"We've made some advancements," Hurdle said. "We've had some incremental advances from the second half, from the number of walks to the better at-bats, situational hitting, sac flies, pitch counts."
The 59 runs the Bucs have posted in the second are actually the most of any inning, and the numbers are very similar between the first and second half of games -- 191 runs in the first four innings to 243 in the final five innings.
But Hurdle is still hoping for greater urgency at the beginning of games.
"Everybody behind you has got an opportunity to add significant value from the offensive vein in the next six weeks," Hurdle said. "And it comes down to discipline, commitment, conviction, all those things we continue to talk about. As a group, it's gotten more cohesive."
• Hurdle said he would reveal the Pirates' full rotation for the Cardinals series Saturday night. He did share that right-hander Charlie Morton would start Game 1 in St. Louis on Tuesday.
• Hurdle was happy not only to help his bullpen but also to create a unique moment Friday night when he put infielder Harrison in to pitch for the final out in the bottom of the eighth. Harrison was the first Pirates position player to take the mound since 2004.
"Josh has got a lifetime memory now," Hurdle said. "Whether he wanted it, whether I wanted it or not, he threw in the big leagues, and he got a hitter out in the big leagues."
Ian McCue is an associate reporter for MLB.com.

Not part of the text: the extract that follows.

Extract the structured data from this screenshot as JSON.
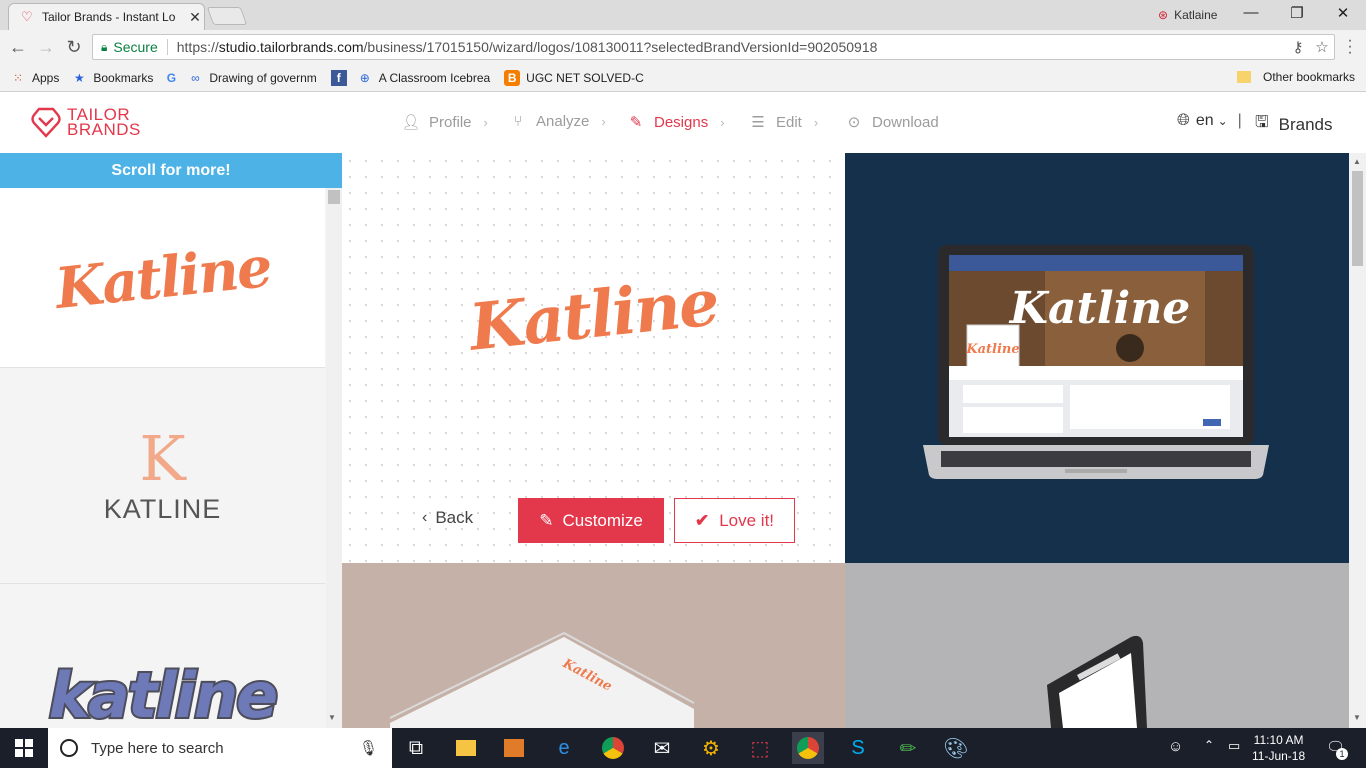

This story was not subject to the approval of Major League Baseball or its clubs.